This monograph is dedicated to Santu Mofokeng, winner of the International Prize for Photography.
Being a photographer at the time when Santu Mofokeng decided to become one was not an unmotivated act. A psychological, moral, and sometimes physical war was being fought, and South Africa was its arena. Photography could not afford to be an artistic abstraction. It was both a political and intellectual commitment. It was anger; it was revolt. But it remained, in spite of everything, a form of writing, and that is how Mofokeng approached it. Not like his country’s freedom fighters who denounced the iniquity of the ideology behind apartheid, but as the very special witness of a story which, until then, had been suppressed. By photographing his people, the places, the faces, and the streets, Mofokeng speaks to us about himself. Because all stories always begin with the person who tells them. And they come back to the teller in the end.
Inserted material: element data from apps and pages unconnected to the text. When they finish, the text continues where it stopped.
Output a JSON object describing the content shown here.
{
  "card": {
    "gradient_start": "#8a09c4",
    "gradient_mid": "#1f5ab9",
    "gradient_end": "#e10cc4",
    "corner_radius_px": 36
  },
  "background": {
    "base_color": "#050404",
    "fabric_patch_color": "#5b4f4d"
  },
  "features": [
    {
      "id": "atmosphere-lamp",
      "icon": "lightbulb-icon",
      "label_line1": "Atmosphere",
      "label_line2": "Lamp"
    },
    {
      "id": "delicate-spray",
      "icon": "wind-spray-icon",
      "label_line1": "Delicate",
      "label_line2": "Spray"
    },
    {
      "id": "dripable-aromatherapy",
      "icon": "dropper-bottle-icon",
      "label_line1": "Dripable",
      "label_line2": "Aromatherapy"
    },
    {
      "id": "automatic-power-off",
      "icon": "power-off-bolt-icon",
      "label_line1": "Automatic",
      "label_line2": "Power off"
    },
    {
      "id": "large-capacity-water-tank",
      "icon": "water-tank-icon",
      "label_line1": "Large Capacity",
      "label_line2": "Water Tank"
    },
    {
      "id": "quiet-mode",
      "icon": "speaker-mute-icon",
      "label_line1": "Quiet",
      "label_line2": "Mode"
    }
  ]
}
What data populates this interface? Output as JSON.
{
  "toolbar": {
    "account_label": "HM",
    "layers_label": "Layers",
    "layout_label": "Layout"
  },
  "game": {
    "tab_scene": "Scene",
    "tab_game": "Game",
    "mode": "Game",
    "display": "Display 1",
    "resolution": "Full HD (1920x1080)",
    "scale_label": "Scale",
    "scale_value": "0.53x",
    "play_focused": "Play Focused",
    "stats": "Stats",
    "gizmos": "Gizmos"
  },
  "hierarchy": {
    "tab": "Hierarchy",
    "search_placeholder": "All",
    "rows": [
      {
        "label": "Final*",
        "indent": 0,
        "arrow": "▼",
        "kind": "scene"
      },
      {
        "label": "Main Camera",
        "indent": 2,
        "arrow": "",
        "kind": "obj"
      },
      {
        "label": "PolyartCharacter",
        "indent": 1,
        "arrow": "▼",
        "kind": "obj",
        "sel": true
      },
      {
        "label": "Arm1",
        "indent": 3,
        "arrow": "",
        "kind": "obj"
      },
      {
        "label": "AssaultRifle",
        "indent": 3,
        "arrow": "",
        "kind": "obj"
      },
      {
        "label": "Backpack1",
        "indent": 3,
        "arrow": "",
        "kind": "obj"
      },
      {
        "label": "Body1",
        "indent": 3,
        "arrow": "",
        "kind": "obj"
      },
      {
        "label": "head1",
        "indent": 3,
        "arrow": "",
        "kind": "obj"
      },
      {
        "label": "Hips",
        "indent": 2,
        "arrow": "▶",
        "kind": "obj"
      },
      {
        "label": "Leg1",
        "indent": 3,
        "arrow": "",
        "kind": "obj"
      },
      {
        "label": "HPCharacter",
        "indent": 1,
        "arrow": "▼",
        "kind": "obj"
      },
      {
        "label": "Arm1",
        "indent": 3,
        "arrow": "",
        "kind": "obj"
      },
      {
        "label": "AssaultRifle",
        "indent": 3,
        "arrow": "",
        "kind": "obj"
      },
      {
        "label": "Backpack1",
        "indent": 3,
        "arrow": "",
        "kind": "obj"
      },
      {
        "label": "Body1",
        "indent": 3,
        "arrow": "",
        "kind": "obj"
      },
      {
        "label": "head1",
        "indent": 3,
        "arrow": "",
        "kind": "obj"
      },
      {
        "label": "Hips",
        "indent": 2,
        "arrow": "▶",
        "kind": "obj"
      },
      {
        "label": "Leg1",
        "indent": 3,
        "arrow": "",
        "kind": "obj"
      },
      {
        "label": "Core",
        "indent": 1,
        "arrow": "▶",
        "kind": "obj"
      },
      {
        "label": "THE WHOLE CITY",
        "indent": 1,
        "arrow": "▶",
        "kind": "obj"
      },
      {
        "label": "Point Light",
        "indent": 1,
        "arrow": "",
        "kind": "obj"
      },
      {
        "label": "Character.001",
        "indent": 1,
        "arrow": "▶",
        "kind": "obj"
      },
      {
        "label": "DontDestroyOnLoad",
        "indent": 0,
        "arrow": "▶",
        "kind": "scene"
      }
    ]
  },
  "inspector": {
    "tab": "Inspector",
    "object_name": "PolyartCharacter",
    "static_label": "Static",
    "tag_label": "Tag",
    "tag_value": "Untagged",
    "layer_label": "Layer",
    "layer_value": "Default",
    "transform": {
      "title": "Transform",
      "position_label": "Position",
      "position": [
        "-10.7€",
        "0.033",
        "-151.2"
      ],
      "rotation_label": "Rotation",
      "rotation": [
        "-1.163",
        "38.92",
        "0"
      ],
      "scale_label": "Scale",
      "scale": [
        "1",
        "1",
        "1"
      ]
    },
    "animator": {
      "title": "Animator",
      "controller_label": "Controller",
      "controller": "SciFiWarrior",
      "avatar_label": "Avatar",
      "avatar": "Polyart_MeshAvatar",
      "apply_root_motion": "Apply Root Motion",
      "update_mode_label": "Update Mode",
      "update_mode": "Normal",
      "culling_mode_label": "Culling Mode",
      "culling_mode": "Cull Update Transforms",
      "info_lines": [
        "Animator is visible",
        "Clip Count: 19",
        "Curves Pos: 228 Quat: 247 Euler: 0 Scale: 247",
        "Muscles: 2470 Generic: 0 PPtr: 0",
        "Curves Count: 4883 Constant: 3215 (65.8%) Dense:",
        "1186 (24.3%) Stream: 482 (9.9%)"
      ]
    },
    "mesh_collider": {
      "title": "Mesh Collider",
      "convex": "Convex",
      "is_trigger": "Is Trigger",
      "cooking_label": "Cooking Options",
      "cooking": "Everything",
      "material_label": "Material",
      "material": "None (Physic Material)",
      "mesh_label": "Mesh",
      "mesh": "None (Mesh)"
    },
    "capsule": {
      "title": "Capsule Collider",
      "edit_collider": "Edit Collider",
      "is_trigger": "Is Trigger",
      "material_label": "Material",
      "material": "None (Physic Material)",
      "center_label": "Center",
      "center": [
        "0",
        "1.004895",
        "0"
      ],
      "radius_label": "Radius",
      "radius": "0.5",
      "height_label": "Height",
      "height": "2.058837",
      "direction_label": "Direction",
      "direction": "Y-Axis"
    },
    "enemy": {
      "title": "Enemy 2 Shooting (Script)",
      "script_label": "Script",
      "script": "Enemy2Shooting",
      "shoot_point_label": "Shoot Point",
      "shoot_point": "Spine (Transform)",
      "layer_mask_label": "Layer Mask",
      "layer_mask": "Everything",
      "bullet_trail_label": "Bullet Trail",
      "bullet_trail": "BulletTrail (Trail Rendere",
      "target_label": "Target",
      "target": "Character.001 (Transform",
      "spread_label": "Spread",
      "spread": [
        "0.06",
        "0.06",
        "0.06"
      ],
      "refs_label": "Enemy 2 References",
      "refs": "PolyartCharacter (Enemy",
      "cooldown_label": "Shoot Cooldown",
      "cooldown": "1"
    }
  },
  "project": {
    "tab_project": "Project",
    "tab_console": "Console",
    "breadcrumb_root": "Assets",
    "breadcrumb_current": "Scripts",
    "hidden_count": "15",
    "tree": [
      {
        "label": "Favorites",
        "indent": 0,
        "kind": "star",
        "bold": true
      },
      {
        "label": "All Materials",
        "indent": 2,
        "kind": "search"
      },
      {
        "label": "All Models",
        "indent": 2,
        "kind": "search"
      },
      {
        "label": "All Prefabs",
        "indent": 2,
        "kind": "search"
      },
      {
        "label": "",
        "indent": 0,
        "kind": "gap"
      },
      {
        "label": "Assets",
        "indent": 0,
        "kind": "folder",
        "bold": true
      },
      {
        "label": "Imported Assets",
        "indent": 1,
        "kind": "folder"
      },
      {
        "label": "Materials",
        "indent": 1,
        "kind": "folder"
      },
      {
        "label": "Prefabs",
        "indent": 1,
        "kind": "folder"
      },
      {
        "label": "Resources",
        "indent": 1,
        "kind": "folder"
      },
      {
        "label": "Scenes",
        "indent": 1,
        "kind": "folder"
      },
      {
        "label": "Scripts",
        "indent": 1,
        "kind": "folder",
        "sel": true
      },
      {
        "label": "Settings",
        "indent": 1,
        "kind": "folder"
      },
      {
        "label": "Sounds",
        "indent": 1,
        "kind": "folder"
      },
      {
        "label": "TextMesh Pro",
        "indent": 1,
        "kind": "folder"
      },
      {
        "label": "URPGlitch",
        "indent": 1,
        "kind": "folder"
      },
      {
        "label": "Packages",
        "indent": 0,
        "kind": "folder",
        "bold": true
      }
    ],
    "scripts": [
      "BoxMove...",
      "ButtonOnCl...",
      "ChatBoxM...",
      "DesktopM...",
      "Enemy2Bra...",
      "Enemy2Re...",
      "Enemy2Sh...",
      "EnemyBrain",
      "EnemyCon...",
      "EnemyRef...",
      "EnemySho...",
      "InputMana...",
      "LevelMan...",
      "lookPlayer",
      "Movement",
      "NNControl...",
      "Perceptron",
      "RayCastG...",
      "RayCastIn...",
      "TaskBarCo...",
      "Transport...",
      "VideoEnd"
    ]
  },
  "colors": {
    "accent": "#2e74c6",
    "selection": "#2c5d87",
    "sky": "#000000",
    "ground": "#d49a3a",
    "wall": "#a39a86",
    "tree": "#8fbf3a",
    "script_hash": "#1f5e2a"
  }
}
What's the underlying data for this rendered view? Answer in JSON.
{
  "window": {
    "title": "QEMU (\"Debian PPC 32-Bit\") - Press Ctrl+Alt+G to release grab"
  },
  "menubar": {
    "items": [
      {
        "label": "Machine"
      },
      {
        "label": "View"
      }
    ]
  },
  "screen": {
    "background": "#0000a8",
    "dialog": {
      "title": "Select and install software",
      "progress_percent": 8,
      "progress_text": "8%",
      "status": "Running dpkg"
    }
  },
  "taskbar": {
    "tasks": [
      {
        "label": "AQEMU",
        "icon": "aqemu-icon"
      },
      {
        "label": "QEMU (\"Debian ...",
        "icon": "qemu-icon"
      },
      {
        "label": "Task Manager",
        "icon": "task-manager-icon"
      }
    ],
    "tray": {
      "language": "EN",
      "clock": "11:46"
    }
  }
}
Simon Njami is a Paris-based independent curator, lecturer, and art critic. He was the co-founder and editor-in-chief of Revue Noire, a journal of contemporary African and extra-occidental art.